    4. Workers: These are the processes that actually execute the logic of tasks, and are determined by the Executor being used.
Figure 3.2: Airflow’s General Architecture. Airflow’s operation is built atop a Metadata Database which stores the state of tasks and workflows (i.e. DAGs). The Scheduler and Executor send tasks to a queue for Worker processes to perform. The Webserver runs (often-times running on the same machine as the Scheduler) and communicates with the database to render task state and Task Execution Logs in the Web UI. Each colored box indicates that each component can exist in isolation from the other components, depending on the type of deployment configuration.

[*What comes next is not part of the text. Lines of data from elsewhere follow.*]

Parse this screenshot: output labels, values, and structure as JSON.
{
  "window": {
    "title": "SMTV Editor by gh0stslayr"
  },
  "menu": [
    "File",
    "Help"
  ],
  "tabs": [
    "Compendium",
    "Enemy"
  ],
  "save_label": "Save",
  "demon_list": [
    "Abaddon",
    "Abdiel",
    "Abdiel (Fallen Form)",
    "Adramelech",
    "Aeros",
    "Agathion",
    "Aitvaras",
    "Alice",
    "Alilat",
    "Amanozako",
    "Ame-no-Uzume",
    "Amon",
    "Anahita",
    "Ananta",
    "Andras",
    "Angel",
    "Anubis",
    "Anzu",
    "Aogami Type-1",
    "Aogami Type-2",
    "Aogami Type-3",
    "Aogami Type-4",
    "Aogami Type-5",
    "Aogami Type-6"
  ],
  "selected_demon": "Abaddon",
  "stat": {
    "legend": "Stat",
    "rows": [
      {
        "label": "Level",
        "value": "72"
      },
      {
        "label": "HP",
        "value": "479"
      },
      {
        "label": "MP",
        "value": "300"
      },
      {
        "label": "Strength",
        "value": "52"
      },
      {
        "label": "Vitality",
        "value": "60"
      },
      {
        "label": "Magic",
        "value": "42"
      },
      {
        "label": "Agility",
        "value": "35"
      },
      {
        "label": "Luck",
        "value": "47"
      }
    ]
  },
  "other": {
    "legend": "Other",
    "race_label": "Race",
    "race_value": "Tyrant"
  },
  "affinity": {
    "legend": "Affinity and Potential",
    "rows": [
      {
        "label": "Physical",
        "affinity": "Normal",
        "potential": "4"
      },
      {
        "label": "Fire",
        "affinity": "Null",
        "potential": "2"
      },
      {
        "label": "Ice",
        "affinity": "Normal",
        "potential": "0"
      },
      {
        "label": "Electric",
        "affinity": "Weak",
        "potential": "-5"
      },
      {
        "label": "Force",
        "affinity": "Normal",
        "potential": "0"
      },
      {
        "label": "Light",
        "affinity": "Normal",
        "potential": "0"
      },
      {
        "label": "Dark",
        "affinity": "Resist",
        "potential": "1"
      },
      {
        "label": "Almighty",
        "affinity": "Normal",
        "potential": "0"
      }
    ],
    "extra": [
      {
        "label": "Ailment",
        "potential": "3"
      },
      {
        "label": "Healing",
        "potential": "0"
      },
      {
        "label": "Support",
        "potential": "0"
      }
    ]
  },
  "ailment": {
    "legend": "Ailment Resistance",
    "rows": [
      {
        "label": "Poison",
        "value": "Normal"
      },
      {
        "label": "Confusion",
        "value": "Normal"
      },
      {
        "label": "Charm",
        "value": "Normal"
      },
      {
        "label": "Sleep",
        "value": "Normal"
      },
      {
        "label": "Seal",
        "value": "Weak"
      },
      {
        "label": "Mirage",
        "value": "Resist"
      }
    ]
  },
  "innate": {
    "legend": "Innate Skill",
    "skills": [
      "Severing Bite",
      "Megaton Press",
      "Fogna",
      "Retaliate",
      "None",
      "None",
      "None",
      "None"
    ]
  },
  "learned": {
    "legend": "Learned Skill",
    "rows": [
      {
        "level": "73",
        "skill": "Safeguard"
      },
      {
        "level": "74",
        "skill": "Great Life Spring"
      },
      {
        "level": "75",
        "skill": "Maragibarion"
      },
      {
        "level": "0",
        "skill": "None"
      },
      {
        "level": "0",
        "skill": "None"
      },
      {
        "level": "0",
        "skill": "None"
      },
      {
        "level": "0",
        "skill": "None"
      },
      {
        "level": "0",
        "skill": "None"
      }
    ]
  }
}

Scheduler Operation

At first, the operation of Airflow’s scheduler can seem more like black magic than a logical computer program. That said, understanding the workings of the scheduler can save you a ton of time if you ever find yourself debugging its execution. To save the reader from having to dig through Airflow’s source code (though we DO highly recommend it!), we outline the basic operation of the scheduler in pseudo-code:

Web UI

In addition to the primary scheduling and execution components, Airflow also includes components that support a full-featured Web UI (refer to Figure 3.2 for some UI examples), including:

1. Webserver: This process runs a simple Flask application which reads the state of all tasks from the metadata database and renders these states for the Web UI.
2. Web UI: This component allows a client-side user to view and edit the state of tasks in the metadata database. Because of the coupling between the Scheduler and the database, the Web UI allows users to manipulate the behavior of the scheduler.
3. Execution Logs: These logs are written by the worker processes and stored either on disk or a remote file store (e.g. GCS or S3). The Webserver accesses the logs and makes them available to the Web UI.

Though these additional components are not necessary to the basic operation of Airflow, they offer functionally that really sets Airflow apart from other current workflow managers. Specifically the UI and integrated execution logs allows users to inspect and diagnose task execution, as well as view and manipulate task state.

Command Line Interface

In addition to the Scheduler and Web UI, Airflow offers robust functionality through a command line interface (CLI). In particular, we found the following commands to be helpful when developing Airflow:

  • airflow test DAG_ID TASK_ID EXECUTION_DATE. Allows the user to run a task in isolation, without affecting the metadata database, or being concerned about task dependencies. This command is great for testing basic behavior of custom Operator classes in isolation.
  • airflow backfill DAG_ID TASK_ID -s START_DATE -e END_DATE. Performs backfills of historical data between START_DATE and END_DATE without the need to run the scheduler. This is great when you need to change some business logic of a currently-existing workflow and need to update historical data. (Note that backfills do not create DagRun entries in the database, as they are not run by the SchedulerJob class).
  • airflow clear DAG_ID. Removes TaskInstance records in the metadata database for the DAG_ID. This can be useful when you’re iterating on the functionality of a workflow/DAG.
  • airflow resetdb: though you generally do not want to run this command often, it can be very helpful if you ever need to create a “clean slate,” a situation that may arise when setting up Airflow initially (Note: this command only affects the database, and does not remove logs).

Above, we provided an outline of some of the more abstract concepts underlying Airflow’s operation. In the Final installment of our series, we’ll touch on some of the more practical considerations when deploying Airflow in production.